Norman: A special day at the airport

Charlie Norman

For several years after I retired from my job with the airline, I’d drive up to DFW and do some volunteer work. I’d be all dressed up in my old airline uniform, wore my old ID badge, and carried a clipboard for notes/numbers/airport diagrams for reference.

I’d go up there every week or two and make a day of it by roaming the concourses looking for folks who might need a hand — helping them find their next flight, carrying an extra piece of luggage, or assisting an elderly person maneuver the crowds. I’d usually make 25-30 personal contacts on behalf of my former employer each time I went, and felt especially useful many a day.

Sometimes, I just knew I was meant to be there. Timing is everything, and so it was on this special day. I’d been there about six hours and actually on my way toward the exit in Terminal D when I was passing the big “Arrivals/Departures” monitor near Gate 40. I then noticed one lone twenty-something woman peering up at the screen.

She looked a little confused and concerned, so I stopped and asked if I could help. She was of Asian descent and spoke no English, but pointed up at the screen. I figured she was looking for her connecting flight. I asked/motioned for her to show me her ticket and she readily complied. I saw from her ticket that her destination was Seoul, Korea, and that she had just flown in from Uruguay for her connecting flight there at DFW.

The thing is, I was also aware there was only one flight per day to Seoul, and it had left a couple hours earlier. Not good. I spoke no Korean (assuming that was her language), but I knew where to go for the International Help Desk not too far away for some assistance.   

So I get the lady I’ll call “Binna” to follow me. We go to the counter and I begin to intervene on her behalf and explain the situation to the agent (who does speak Korean) and who was immediately sympathetic. Sure enough, Binna was on a delayed fight out of Uruguay and therefore missed her connecting flight at DFW. She was on her way to her wedding in two days in Korea!

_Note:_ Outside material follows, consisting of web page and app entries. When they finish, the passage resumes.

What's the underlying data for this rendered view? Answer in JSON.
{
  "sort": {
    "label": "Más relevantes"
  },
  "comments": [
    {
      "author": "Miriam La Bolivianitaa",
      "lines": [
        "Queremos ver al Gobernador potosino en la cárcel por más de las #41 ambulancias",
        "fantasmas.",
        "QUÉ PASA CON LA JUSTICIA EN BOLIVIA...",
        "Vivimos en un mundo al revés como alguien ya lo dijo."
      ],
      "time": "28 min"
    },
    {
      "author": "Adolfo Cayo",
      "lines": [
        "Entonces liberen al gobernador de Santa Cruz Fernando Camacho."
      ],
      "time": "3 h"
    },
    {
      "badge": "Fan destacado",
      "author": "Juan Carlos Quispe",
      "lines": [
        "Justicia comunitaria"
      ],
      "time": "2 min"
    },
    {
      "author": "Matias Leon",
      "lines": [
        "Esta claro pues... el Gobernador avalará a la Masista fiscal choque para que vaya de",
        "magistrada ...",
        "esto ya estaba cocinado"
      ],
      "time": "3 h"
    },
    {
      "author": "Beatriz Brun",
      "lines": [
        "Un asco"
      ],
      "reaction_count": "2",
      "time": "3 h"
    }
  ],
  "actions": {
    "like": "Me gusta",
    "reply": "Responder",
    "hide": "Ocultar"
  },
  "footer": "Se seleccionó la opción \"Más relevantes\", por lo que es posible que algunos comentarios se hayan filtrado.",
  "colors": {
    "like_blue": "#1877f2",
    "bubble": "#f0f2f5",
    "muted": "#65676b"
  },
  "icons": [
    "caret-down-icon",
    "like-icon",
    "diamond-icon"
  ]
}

She had no cell phone, no US money, no place to go, and the next flight to get her to Seoul was the following afternoon. The agent and I came up with a plan for Binna. She got rebooked for the flight the next day (First Class, no less), and we used my cell phone to call a relative in California to explain what happened, who in turn, was able to relay the info to family in Korea.

Because it was no fault of her own the for the delay in Uruguay (airline mechanical), it was protocol to secure a hotel, transportation, and meal voucher for the inconvenienced customer. That got all settled (with next day’s boarding pass in hand), and we made arrangements with the hotel for her to be able to send an email to her family explaining things more fully. The agent went over everything again --- when and where for hotel pick up, ticketing, vouchers, etc.

Knowing Binna would probably appreciate an escort outside “security” to catch her van ride to her hotel, and into a world she knew not of, I did just that. As we waited outside by the curb, I could tell Binna was gonna be OK. The hotel van appeared, and I was able to communicate with the driver briefly the situation. He assured me Binna was in good hands.

I opened the door for her to get in, then Binna looked me in the eye with tears in hers. Then she gave me the sweetest hug of gratitude I could ever imagine. Though we spoke different languages, we had connected as humans with a kindred spirit. She had a need and I was there to help.

It was a great privilege to be used that way that day. As the van drove her off, we waved goodbye, and I too had tears.

So I start walking toward my car in the parking garage, when I spotted a middle-aged gentleman, standing by his van near the curb looking a little distraught. I asked him if something was wrong. In his European accent, he asked if I would mind watching his vehicle for just a very few minutes (4-5?), while he took his two large bags for check-in at the counter right inside for his flight to Frankfurt.

I realized this is definitely not airline protocol, and could be a security issue. The man explains further that his vehicle is a rental and he must take it to South Remote Parking area to turn in, and he did not want to lug his two large bags on/off a courtesy van. It could be quite cumbersome.

I’ve been there. I get it. I glanced around, and saw the Lufthansa counter inside with no one in line. Oh, why not? I mean, if parking patrol comes by, I’ll try to be his advocate. “OK, make it quick.”  “Oh yes, yes! Thank you, Thank you!”

He pulls these two huge suitcases out of the van, and high-tails to the counter about 50 feet inside. I dutifully watch his van, no cops come by, and four minutes later my new German acquaintance comes hustling out. The deed was done. All good.

He starts thanking me again and again. I tell him it was my privilege. He then notices my tie (an American Flag design) and says, “I love your tie! And I love the United States of America! How blessed you are to call this place home!” It took me back a bit, and reminded me once again to not take my wonderful country for granted.

He shook my hand in genuine gratitude, and as he drove off, the words just came as I sang softly to myself “God Bless America, land that I love”... and the tears started to flow once again.

Charlie Norman has lived in Somervell County since 1994. He and his wife have two adult children, who graduated from Glen Rose schools. You can contact him at chas234@windstream.net.